“There are three of the five students on the team who have never left the state of Michigan,” he said. “If you look at the picture of our team photo of where we won in Webberville a few months ago, it was a culture shock to these guys. I’ve lived in Belding my whole life, I’ve been here forever and I know the caliber of kids that we’ve got. Unfortunately there are some that just don’t have the opportunities to do these types of things.”
Team member and sophomore Garrett Spencer said programming his team’s robot is something he greatly enjoys, but knows the work he’s putting in now will benefit him down the road.

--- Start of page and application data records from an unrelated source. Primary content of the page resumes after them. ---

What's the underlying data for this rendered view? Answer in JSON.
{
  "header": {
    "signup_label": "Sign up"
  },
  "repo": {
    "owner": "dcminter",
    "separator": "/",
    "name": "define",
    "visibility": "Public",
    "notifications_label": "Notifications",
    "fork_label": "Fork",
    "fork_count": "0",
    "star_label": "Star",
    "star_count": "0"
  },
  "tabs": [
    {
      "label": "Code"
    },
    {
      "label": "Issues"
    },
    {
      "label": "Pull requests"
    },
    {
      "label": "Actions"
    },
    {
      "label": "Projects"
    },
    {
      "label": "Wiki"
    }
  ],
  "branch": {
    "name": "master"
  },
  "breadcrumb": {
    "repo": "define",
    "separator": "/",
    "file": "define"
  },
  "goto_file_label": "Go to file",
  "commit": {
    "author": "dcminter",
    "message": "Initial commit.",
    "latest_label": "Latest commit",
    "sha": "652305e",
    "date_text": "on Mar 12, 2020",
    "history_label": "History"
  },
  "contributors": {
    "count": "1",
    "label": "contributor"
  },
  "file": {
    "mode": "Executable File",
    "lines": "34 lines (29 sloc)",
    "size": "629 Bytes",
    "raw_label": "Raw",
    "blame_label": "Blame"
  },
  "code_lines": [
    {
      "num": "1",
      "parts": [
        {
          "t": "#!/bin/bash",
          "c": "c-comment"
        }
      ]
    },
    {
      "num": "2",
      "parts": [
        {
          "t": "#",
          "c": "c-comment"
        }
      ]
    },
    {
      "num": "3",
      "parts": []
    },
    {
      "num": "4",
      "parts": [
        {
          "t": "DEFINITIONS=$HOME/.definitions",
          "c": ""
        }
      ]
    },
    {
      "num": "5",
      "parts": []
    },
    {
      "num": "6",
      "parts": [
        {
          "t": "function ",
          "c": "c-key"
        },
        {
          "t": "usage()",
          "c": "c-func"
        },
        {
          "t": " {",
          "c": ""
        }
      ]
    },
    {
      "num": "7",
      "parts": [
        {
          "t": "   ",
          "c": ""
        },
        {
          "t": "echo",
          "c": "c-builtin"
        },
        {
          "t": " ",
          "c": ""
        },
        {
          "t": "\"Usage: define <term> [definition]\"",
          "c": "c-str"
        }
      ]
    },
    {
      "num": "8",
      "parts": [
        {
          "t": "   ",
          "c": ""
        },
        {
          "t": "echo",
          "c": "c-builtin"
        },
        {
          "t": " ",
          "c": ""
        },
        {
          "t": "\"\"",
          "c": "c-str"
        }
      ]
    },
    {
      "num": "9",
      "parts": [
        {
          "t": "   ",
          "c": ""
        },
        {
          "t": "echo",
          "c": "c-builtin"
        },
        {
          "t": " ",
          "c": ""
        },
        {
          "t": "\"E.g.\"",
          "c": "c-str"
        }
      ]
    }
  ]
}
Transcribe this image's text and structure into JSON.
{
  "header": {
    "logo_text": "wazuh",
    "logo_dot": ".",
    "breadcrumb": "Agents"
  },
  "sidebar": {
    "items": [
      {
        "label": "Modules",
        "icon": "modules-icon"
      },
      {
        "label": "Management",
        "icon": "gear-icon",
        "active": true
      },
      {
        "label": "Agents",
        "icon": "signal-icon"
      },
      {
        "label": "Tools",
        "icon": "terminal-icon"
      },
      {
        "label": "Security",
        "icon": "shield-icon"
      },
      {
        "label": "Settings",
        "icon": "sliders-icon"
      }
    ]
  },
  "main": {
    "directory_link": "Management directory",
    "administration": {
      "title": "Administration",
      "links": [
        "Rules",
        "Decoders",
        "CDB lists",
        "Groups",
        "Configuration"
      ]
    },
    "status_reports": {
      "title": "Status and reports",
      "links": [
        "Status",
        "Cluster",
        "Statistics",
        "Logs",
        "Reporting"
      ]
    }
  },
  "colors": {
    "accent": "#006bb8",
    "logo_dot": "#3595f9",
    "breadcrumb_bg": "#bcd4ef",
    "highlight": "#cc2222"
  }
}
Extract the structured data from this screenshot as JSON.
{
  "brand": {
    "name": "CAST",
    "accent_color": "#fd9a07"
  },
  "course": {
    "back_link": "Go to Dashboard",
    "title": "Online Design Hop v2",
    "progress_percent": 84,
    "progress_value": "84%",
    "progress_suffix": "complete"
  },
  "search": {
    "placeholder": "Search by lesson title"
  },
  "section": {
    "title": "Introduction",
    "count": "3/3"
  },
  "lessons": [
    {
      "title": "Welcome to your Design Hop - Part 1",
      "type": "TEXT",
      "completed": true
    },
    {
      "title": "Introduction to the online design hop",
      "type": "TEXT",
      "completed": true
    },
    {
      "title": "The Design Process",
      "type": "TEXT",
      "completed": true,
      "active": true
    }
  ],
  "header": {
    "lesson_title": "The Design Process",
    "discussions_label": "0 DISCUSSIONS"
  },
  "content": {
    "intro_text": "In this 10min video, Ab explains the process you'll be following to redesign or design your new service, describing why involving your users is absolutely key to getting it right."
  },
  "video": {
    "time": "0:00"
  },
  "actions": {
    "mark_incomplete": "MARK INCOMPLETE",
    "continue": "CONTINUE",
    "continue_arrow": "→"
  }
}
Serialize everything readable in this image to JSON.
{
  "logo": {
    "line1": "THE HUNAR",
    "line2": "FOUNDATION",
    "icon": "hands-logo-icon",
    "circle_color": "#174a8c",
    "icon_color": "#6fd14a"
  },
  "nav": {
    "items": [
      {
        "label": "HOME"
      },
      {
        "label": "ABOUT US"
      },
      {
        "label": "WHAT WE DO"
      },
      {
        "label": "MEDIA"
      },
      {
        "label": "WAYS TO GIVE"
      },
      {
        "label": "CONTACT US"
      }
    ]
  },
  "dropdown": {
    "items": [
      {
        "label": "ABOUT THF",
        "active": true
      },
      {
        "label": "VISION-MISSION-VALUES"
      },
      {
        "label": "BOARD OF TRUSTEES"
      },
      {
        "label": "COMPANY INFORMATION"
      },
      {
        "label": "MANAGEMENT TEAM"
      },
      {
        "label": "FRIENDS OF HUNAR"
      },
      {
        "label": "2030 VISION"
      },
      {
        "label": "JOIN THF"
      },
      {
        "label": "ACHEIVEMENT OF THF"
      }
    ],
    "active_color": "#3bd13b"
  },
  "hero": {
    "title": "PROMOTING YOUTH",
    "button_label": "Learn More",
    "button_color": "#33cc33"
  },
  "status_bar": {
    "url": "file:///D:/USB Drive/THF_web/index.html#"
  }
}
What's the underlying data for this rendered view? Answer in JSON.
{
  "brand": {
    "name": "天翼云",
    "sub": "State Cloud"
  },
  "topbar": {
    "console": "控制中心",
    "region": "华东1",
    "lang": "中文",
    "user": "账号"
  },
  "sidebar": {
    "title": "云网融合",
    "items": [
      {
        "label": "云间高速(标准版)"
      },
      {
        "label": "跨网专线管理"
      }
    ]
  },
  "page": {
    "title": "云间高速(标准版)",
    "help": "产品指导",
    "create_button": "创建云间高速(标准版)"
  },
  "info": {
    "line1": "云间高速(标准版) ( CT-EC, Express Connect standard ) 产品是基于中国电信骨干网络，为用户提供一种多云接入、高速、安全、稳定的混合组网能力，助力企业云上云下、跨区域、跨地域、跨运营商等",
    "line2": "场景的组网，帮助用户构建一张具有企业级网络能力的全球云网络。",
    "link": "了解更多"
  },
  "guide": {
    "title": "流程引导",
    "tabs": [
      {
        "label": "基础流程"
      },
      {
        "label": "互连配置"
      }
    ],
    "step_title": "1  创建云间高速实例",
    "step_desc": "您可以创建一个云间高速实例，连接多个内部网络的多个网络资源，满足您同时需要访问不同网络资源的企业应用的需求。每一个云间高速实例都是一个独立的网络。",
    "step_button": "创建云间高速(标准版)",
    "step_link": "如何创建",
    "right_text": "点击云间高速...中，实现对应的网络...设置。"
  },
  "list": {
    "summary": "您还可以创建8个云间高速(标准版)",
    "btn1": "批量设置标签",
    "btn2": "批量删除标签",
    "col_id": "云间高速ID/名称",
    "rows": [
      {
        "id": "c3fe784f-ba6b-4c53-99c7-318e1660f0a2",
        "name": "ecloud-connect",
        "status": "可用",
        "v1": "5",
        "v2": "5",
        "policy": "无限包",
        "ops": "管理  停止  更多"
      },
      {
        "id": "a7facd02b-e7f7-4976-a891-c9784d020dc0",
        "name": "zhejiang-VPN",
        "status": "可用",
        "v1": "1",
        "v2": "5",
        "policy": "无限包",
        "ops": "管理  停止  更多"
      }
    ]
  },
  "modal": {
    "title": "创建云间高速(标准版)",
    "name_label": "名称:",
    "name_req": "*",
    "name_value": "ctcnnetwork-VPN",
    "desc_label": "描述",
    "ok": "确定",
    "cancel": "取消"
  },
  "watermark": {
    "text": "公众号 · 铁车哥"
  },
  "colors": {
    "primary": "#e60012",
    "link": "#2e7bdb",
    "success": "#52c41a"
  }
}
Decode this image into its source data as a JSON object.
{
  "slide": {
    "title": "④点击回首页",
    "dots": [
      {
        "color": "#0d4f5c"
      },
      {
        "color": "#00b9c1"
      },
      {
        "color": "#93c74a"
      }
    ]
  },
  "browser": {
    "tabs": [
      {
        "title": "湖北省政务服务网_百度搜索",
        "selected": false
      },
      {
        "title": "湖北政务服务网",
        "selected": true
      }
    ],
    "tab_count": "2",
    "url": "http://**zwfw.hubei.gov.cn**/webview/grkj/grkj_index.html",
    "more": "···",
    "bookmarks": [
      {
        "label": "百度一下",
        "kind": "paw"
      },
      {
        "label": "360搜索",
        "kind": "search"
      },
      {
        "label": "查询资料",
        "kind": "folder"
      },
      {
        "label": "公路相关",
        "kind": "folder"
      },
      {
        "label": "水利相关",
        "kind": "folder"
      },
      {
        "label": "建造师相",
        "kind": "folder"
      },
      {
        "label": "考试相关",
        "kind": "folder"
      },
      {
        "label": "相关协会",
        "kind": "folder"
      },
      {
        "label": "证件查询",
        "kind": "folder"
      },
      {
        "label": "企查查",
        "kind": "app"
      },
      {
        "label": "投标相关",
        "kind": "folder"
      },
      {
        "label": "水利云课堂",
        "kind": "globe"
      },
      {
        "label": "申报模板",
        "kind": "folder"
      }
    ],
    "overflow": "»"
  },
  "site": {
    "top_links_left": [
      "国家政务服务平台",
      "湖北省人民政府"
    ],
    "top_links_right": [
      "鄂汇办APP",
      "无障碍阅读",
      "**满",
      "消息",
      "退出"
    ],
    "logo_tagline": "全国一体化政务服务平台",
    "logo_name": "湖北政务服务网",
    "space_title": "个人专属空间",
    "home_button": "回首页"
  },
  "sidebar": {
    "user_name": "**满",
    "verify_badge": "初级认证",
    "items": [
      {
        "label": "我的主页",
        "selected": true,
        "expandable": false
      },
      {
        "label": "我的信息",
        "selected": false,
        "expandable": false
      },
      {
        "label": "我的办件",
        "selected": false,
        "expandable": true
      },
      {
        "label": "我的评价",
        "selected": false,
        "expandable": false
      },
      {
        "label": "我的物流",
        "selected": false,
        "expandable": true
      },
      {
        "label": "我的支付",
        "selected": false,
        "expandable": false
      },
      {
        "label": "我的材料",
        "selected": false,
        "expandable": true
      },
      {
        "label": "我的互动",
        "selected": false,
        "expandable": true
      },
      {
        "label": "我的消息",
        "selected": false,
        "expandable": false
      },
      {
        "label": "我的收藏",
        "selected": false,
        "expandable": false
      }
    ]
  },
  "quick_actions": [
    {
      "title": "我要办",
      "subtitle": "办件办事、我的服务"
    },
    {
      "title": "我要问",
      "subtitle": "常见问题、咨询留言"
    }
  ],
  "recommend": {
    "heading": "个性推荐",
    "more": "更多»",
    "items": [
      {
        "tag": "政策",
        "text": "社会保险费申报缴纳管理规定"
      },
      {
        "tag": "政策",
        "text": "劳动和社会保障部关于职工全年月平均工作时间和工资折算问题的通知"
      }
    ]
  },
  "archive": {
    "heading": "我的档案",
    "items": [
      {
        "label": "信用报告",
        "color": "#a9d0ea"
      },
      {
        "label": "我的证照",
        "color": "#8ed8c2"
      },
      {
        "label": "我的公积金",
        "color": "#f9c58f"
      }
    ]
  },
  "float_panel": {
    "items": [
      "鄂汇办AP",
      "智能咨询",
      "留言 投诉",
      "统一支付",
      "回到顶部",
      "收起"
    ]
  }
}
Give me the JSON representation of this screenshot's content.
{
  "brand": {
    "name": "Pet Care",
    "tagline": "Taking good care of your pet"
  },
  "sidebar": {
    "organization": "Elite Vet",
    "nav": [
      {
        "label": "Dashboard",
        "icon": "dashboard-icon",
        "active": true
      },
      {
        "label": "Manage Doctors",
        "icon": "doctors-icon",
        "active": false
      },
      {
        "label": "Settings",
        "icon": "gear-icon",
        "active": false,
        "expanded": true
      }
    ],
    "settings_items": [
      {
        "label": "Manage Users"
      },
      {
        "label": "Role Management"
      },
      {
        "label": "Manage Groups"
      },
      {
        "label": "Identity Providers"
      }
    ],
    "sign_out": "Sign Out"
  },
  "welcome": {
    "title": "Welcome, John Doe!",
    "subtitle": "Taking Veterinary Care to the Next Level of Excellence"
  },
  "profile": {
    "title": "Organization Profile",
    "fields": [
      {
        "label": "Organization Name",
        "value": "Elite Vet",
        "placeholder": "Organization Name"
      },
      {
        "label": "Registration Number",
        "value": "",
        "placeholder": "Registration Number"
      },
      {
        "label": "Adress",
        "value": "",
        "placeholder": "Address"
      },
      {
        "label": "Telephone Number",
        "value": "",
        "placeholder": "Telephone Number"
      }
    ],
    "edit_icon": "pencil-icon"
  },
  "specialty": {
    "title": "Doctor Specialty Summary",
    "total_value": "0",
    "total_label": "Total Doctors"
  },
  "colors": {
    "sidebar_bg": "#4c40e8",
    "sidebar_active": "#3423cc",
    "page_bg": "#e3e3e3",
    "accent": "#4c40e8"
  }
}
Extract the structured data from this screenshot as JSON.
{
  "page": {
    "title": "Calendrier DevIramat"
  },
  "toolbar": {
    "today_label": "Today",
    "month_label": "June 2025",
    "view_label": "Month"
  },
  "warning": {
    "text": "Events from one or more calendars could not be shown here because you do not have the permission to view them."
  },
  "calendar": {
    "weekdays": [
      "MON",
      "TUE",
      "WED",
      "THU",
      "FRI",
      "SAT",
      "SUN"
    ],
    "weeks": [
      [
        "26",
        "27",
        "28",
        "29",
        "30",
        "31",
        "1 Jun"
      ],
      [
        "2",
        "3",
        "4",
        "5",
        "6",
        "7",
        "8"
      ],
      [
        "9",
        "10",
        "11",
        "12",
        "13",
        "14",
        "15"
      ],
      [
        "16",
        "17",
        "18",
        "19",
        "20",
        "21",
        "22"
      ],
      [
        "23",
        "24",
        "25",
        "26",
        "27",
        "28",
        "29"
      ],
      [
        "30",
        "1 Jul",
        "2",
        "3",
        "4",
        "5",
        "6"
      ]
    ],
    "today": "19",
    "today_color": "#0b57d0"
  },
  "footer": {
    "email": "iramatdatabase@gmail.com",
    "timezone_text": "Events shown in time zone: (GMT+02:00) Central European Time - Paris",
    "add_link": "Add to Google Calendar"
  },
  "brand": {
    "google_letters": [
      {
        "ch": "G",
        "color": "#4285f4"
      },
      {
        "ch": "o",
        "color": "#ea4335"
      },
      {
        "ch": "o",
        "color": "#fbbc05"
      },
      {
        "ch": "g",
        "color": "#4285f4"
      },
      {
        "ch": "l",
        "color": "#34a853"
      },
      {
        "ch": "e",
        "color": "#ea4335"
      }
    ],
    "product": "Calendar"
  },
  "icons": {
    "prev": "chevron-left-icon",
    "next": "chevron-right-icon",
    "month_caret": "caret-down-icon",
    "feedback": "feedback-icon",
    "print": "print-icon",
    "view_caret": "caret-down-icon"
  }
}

“I’m planning on going into nanotechnology after high school,” he said. “There’s not much on it right now, but being able to program and design, that’s going to be a lot of help to me. With this robot, I handle the programming and I tell it what motors to run and how long they run. It’s actually pretty simple to me, you just tell it exactly what you want it to do, though I’m still learning quite a bit.”
For team member and senior Andrew Wucher, the chance to visit and talk with other teams is something he says he will never forget.
“The skills that I’ve learned here, I’ve learned to talk with other teams,” he said. “You have to have communication skills. You have to have a cool head. I do a little bit of programming, a little bit of building and I clean everything up. Because I have all of these attributes, it will help me in college and even when I start working. If I go into a field that is very crowded and competitive, it shouldn’t be that bad for me. We had eight matches at a competition at Michigan State University, which meant there were eight different teams I had to communicate and work with.”
According to Daller, the VEX Robotics Competition is the largest and fastest growing middle and high school robotics program globally with more than 3,500 teams from 20 countries playing in over 250 tournaments worldwide.
“With this program, you’re not just teaching these kids about computer software, you’re teaching them problem solving,” he said. “They gain knowledge from this. In two weeks they’ve designed four robots, literally from the ground up and all through trial and error. It gives them confidence and that is what education should be about.”